◆ Your assignment ◆
Give the number of lines in the records below that include "this", and nothing more.

* * * * * * *

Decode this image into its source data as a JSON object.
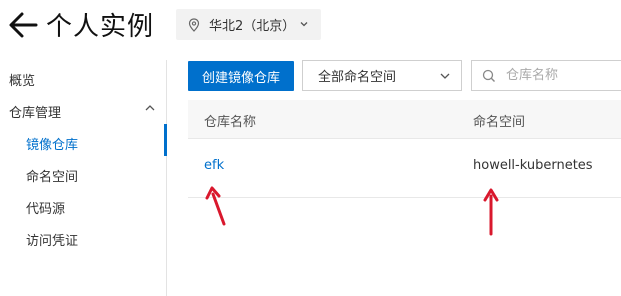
{
  "header": {
    "title": "个人实例",
    "region": "华北2（北京）"
  },
  "sidebar": {
    "overview": "概览",
    "repo_mgmt": "仓库管理",
    "items": [
      {
        "label": "镜像仓库",
        "active": true
      },
      {
        "label": "命名空间",
        "active": false
      },
      {
        "label": "代码源",
        "active": false
      },
      {
        "label": "访问凭证",
        "active": false
      }
    ]
  },
  "toolbar": {
    "create_label": "创建镜像仓库",
    "namespace_filter": "全部命名空间",
    "search_placeholder": "仓库名称"
  },
  "table": {
    "columns": [
      "仓库名称",
      "命名空间"
    ],
    "rows": [
      {
        "name": "efk",
        "namespace": "howell-kubernetes"
      }
    ]
  },
  "colors": {
    "accent": "#0070cc",
    "annotation": "#d9182d"
  },
  "icons": [
    "back-arrow-icon",
    "location-pin-icon",
    "chevron-down-icon",
    "chevron-up-icon",
    "search-icon"
  ]
}
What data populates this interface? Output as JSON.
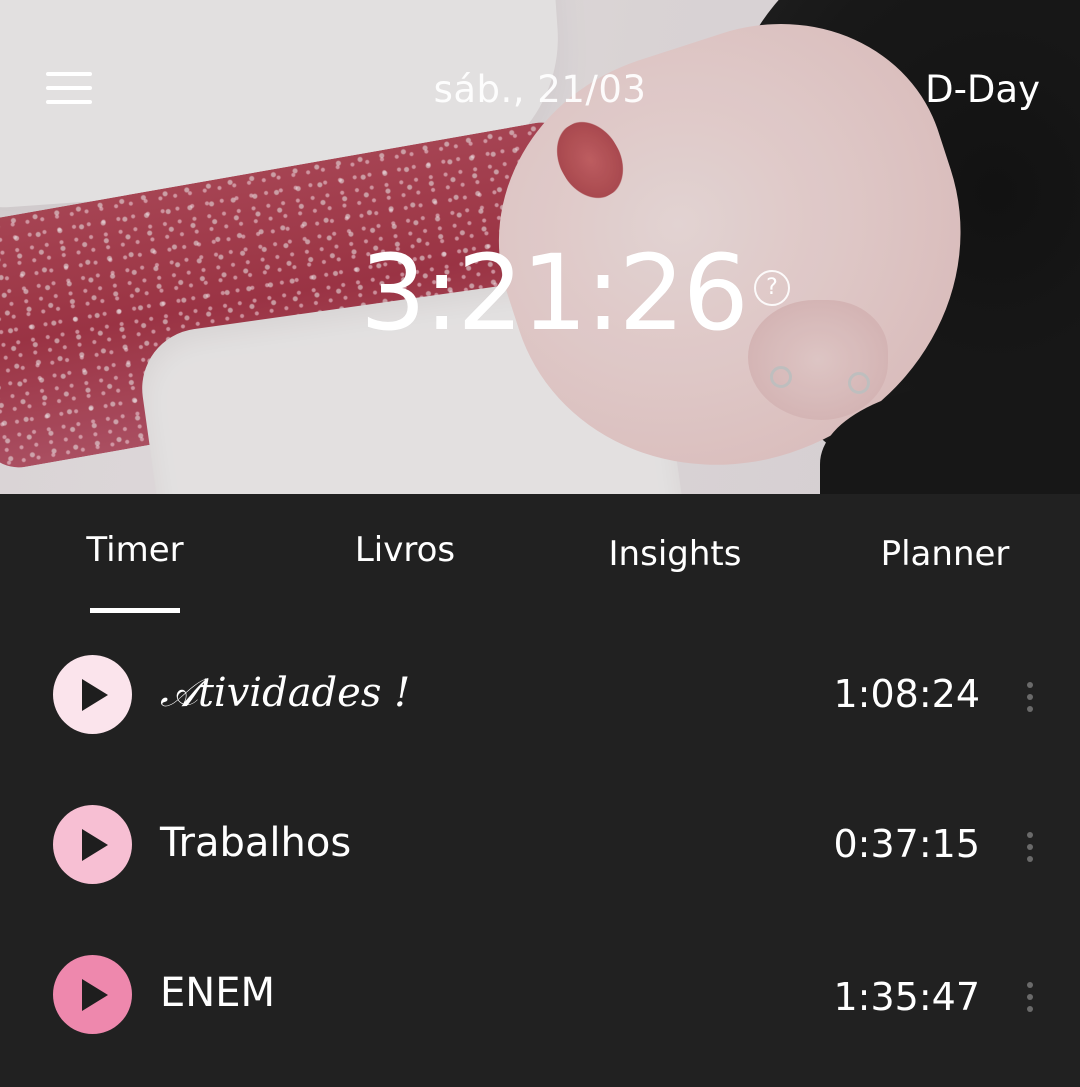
{
  "header": {
    "date": "sáb., 21/03",
    "dday_label": "D-Day",
    "total_timer": "3:21:26",
    "help_glyph": "?"
  },
  "tabs": [
    {
      "label": "Timer",
      "active": true
    },
    {
      "label": "Livros",
      "active": false
    },
    {
      "label": "Insights",
      "active": false
    },
    {
      "label": "Planner",
      "active": false
    }
  ],
  "subjects": [
    {
      "name": "𝒜tividades !",
      "time": "1:08:24",
      "color": "#fbe4ec"
    },
    {
      "name": "Trabalhos",
      "time": "0:37:15",
      "color": "#f7bfd3"
    },
    {
      "name": "ENEM",
      "time": "1:35:47",
      "color": "#ee88ad"
    }
  ],
  "colors": {
    "background": "#212121",
    "text": "#ffffff",
    "more_dots": "#6a6a6a"
  }
}
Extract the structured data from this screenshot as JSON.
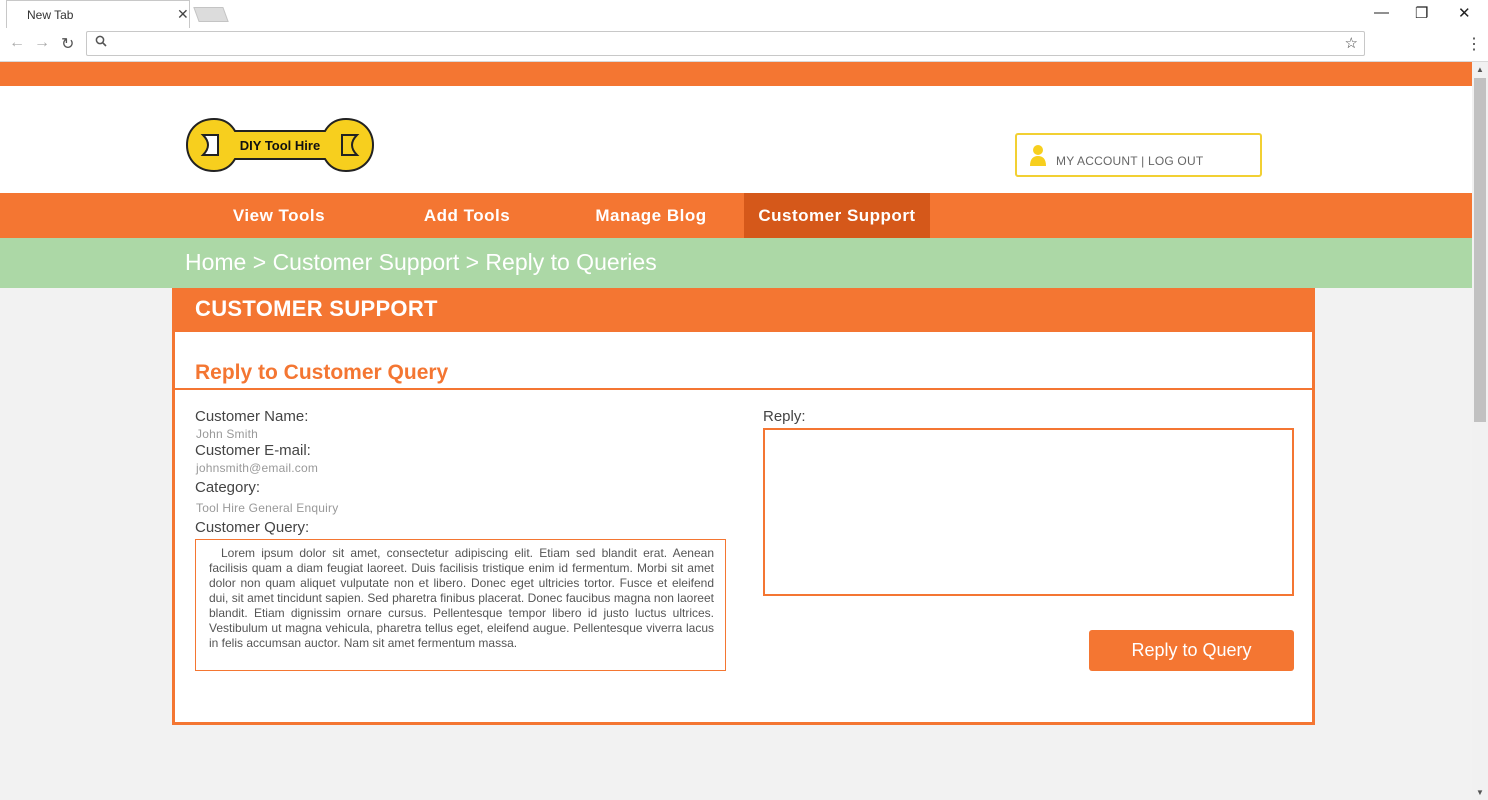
{
  "browser": {
    "tab_title": "New Tab",
    "tab_close": "✕",
    "window_minimize": "—",
    "window_restore": "❐",
    "window_close": "✕",
    "back": "←",
    "forward": "→",
    "reload": "↻",
    "address_value": "",
    "star": "☆",
    "menu": "⋮"
  },
  "site": {
    "logo_text": "DIY Tool Hire",
    "account_label": "MY ACCOUNT | LOG OUT",
    "accent_color": "#f47632",
    "active_nav_color": "#d5581a",
    "breadcrumb_color": "#acd8a6",
    "logo_color": "#f7cf1e"
  },
  "nav": {
    "items": [
      {
        "label": "View Tools"
      },
      {
        "label": "Add Tools"
      },
      {
        "label": "Manage Blog"
      },
      {
        "label": "Customer Support"
      }
    ],
    "active": "Customer Support"
  },
  "breadcrumb": {
    "text": "Home > Customer Support > Reply to Queries"
  },
  "panel": {
    "title": "CUSTOMER SUPPORT",
    "section_title": "Reply to Customer Query",
    "customer_name_label": "Customer Name:",
    "customer_name": "John Smith",
    "customer_email_label": "Customer E-mail:",
    "customer_email": "johnsmith@email.com",
    "category_label": "Category:",
    "category": "Tool Hire General Enquiry",
    "query_label": "Customer Query:",
    "query_text": "Lorem ipsum dolor sit amet, consectetur adipiscing elit. Etiam sed blandit erat. Aenean facilisis quam a diam feugiat laoreet. Duis facilisis tristique enim id fermentum. Morbi sit amet dolor non quam aliquet vulputate non et libero. Donec eget ultricies tortor. Fusce et eleifend dui, sit amet tincidunt sapien. Sed pharetra finibus placerat. Donec faucibus magna non laoreet blandit. Etiam dignissim ornare cursus. Pellentesque tempor libero id justo luctus ultrices. Vestibulum ut magna vehicula, pharetra tellus eget, eleifend augue. Pellentesque viverra lacus in felis accumsan auctor. Nam sit amet fermentum massa.",
    "reply_label": "Reply:",
    "reply_value": "",
    "reply_button": "Reply to Query"
  }
}
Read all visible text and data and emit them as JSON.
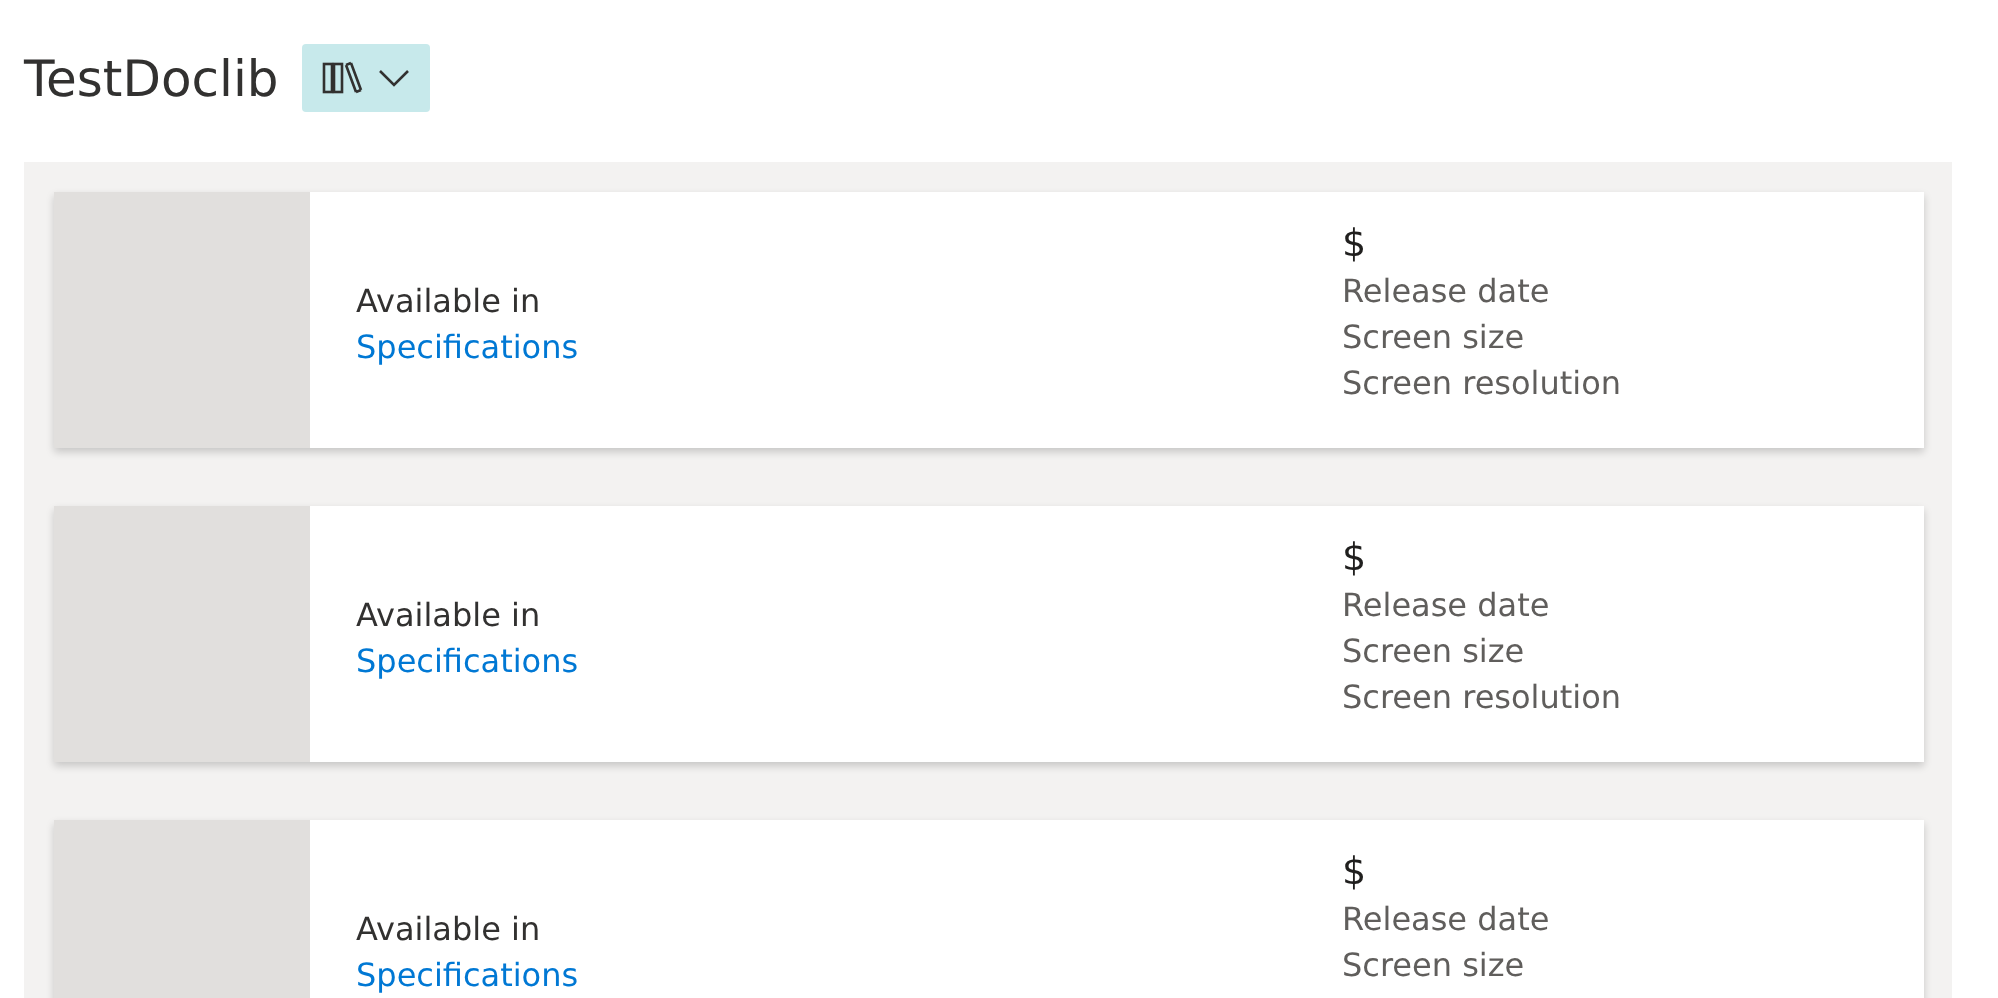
{
  "header": {
    "title": "TestDoclib"
  },
  "cards": [
    {
      "label": "Available in",
      "link": "Specifications",
      "price": "$",
      "details": [
        "Release date",
        "Screen size",
        "Screen resolution"
      ]
    },
    {
      "label": "Available in",
      "link": "Specifications",
      "price": "$",
      "details": [
        "Release date",
        "Screen size",
        "Screen resolution"
      ]
    },
    {
      "label": "Available in",
      "link": "Specifications",
      "price": "$",
      "details": [
        "Release date",
        "Screen size"
      ]
    }
  ]
}
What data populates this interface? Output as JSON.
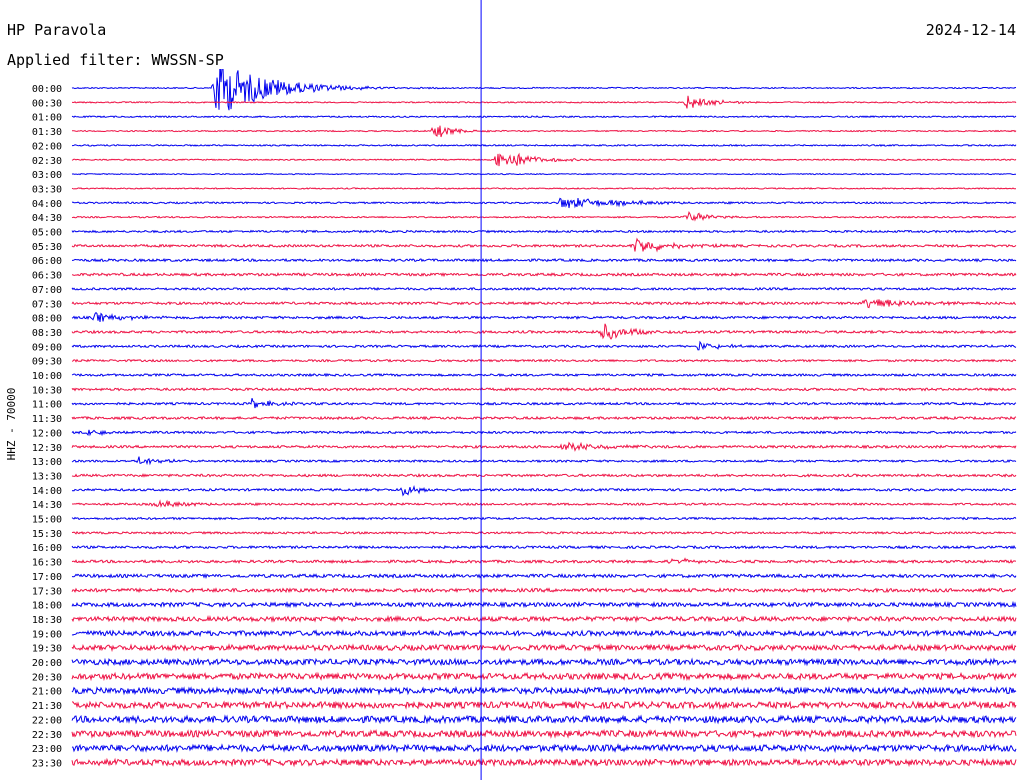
{
  "header": {
    "station": "HP Paravola",
    "filter": "Applied filter: WWSSN-SP",
    "date": "2024-12-14"
  },
  "colors": {
    "even_trace": "#0000ee",
    "odd_trace": "#ee1144",
    "marker": "#0000ff"
  },
  "chart_data": {
    "type": "line",
    "title": "HP Paravola",
    "ylabel": "HHZ - 70000",
    "row_labels": [
      "00:00",
      "00:30",
      "01:00",
      "01:30",
      "02:00",
      "02:30",
      "03:00",
      "03:30",
      "04:00",
      "04:30",
      "05:00",
      "05:30",
      "06:00",
      "06:30",
      "07:00",
      "07:30",
      "08:00",
      "08:30",
      "09:00",
      "09:30",
      "10:00",
      "10:30",
      "11:00",
      "11:30",
      "12:00",
      "12:30",
      "13:00",
      "13:30",
      "14:00",
      "14:30",
      "15:00",
      "15:30",
      "16:00",
      "16:30",
      "17:00",
      "17:30",
      "18:00",
      "18:30",
      "19:00",
      "19:30",
      "20:00",
      "20:30",
      "21:00",
      "21:30",
      "22:00",
      "22:30",
      "23:00",
      "23:30"
    ],
    "row_minutes": 30,
    "current_time_marker_minutes": 13,
    "noise_level_by_row": [
      0.6,
      0.6,
      0.7,
      0.6,
      0.7,
      0.6,
      0.5,
      0.6,
      0.8,
      0.7,
      1.0,
      1.2,
      1.2,
      1.3,
      1.1,
      1.2,
      1.2,
      1.2,
      1.1,
      1.0,
      1.1,
      1.2,
      1.1,
      1.2,
      1.1,
      1.2,
      1.0,
      1.2,
      1.1,
      1.0,
      1.0,
      1.0,
      1.2,
      1.3,
      1.6,
      1.7,
      2.0,
      2.2,
      2.4,
      2.6,
      2.8,
      3.0,
      3.0,
      3.2,
      3.3,
      3.2,
      3.2,
      3.0
    ],
    "events": [
      {
        "row": 0,
        "minute": 4.5,
        "amplitude": 16,
        "duration": 2.5
      },
      {
        "row": 1,
        "minute": 19.5,
        "amplitude": 4,
        "duration": 1.2
      },
      {
        "row": 3,
        "minute": 11.5,
        "amplitude": 4,
        "duration": 1.0
      },
      {
        "row": 5,
        "minute": 13.5,
        "amplitude": 6,
        "duration": 1.5
      },
      {
        "row": 8,
        "minute": 15.5,
        "amplitude": 3,
        "duration": 3.0
      },
      {
        "row": 9,
        "minute": 19.5,
        "amplitude": 3,
        "duration": 1.2
      },
      {
        "row": 11,
        "minute": 17.8,
        "amplitude": 5,
        "duration": 1.5
      },
      {
        "row": 15,
        "minute": 25.2,
        "amplitude": 3,
        "duration": 2.0
      },
      {
        "row": 16,
        "minute": 0.7,
        "amplitude": 2.5,
        "duration": 1.5
      },
      {
        "row": 17,
        "minute": 16.8,
        "amplitude": 5,
        "duration": 1.2
      },
      {
        "row": 18,
        "minute": 19.8,
        "amplitude": 2.5,
        "duration": 1.2
      },
      {
        "row": 22,
        "minute": 5.7,
        "amplitude": 2.5,
        "duration": 1.0
      },
      {
        "row": 24,
        "minute": 0.5,
        "amplitude": 2,
        "duration": 1.0
      },
      {
        "row": 25,
        "minute": 15.5,
        "amplitude": 2.5,
        "duration": 1.8
      },
      {
        "row": 26,
        "minute": 2.1,
        "amplitude": 2.5,
        "duration": 1.0
      },
      {
        "row": 28,
        "minute": 10.5,
        "amplitude": 3,
        "duration": 1.0
      },
      {
        "row": 29,
        "minute": 2.6,
        "amplitude": 2,
        "duration": 1.5
      },
      {
        "row": 33,
        "minute": 19.0,
        "amplitude": 2,
        "duration": 1.0
      }
    ]
  }
}
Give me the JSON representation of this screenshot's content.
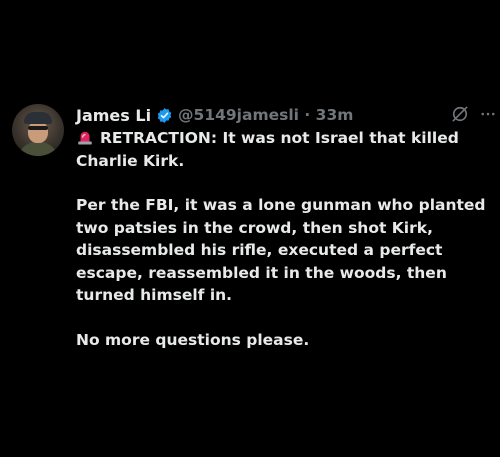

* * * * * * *

◆ Reply to the task ◆
5